:: WORK REQUIRED ::
Which lines of the records below contain the word "label"? Report each of them in full.

──────── PROVIDED DATA ────────

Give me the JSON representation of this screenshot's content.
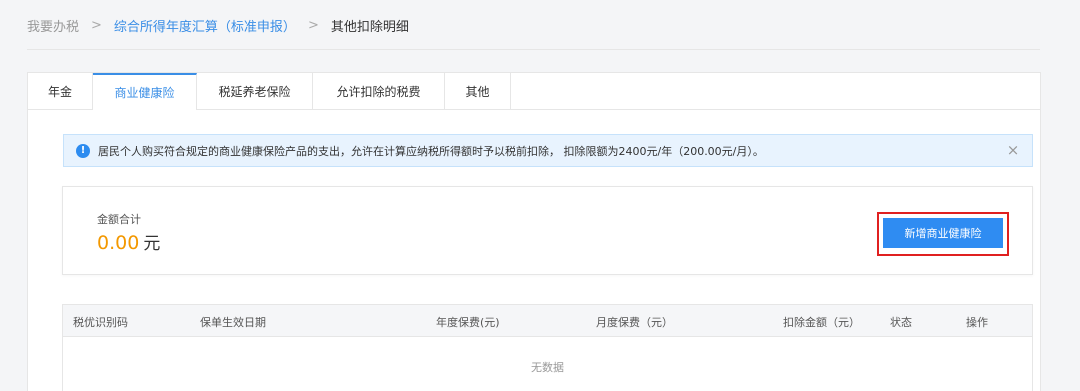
{
  "breadcrumb": {
    "home": "我要办税",
    "parent": "综合所得年度汇算（标准申报）",
    "current": "其他扣除明细",
    "separator": ">"
  },
  "tabs": [
    {
      "label": "年金",
      "active": false
    },
    {
      "label": "商业健康险",
      "active": true
    },
    {
      "label": "税延养老保险",
      "active": false
    },
    {
      "label": "允许扣除的税费",
      "active": false
    },
    {
      "label": "其他",
      "active": false
    }
  ],
  "notice": {
    "icon": "info-icon",
    "text": "居民个人购买符合规定的商业健康保险产品的支出，允许在计算应纳税所得额时予以税前扣除， 扣除限额为2400元/年（200.00元/月）。",
    "close": "×"
  },
  "summary": {
    "label": "金额合计",
    "value": "0.00",
    "unit": "元"
  },
  "add_button": {
    "label": "新增商业健康险"
  },
  "table": {
    "columns": [
      "税优识别码",
      "保单生效日期",
      "年度保费(元)",
      "月度保费（元）",
      "扣除金额（元）",
      "状态",
      "操作"
    ],
    "empty_text": "无数据"
  },
  "colors": {
    "accent": "#3a8ee6",
    "button": "#2f8cf2",
    "amount": "#f39800",
    "highlight": "#e02020",
    "notice_bg": "#e8f3fe"
  }
}
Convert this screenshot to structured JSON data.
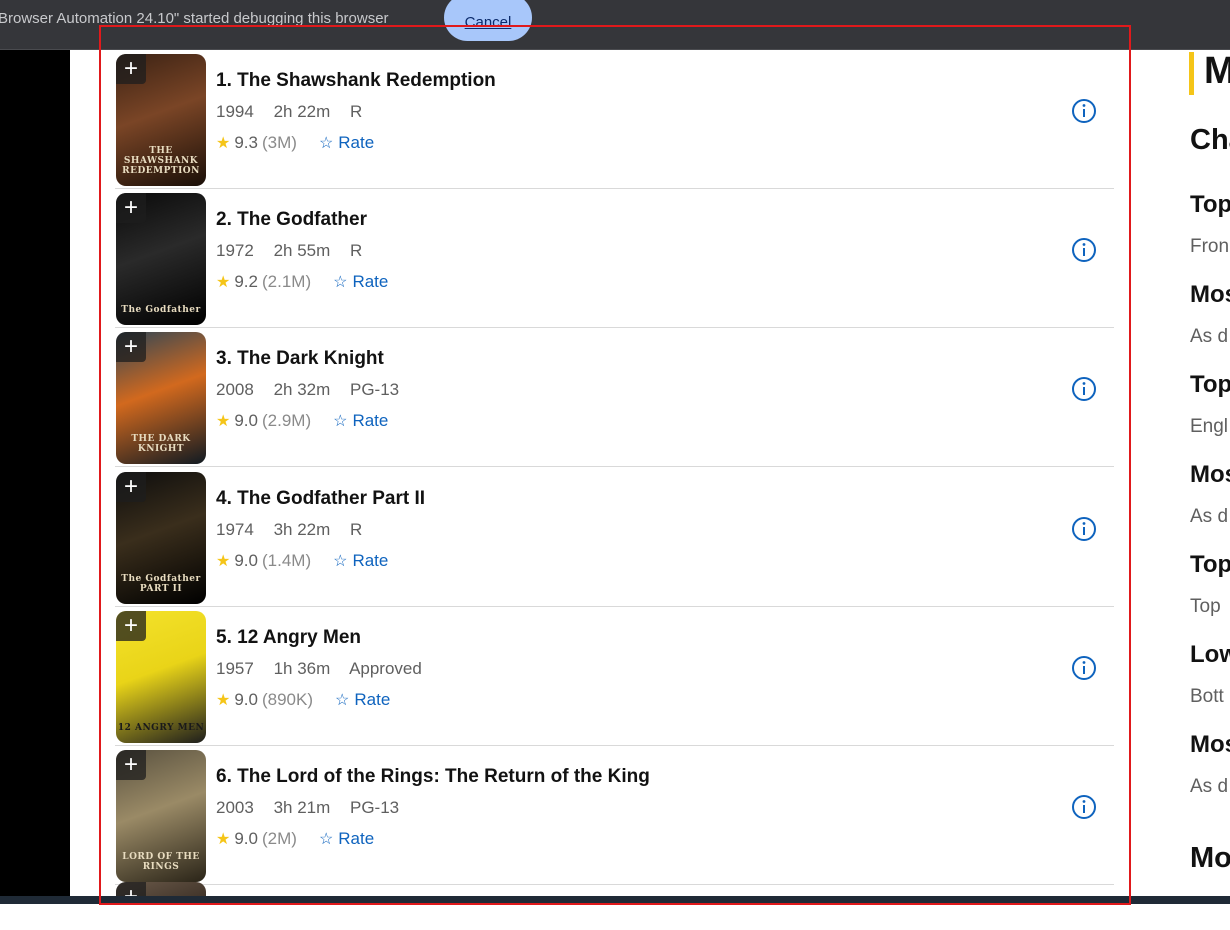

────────

:: COMPLETED TASK ::
      "label": "年金",
      "label": "商业健康险",
      "label": "税延养老保险",
      "label": "允许扣除的税费",
      "label": "其他",
    "label": "金额合计",
    "label": "新增商业健康险"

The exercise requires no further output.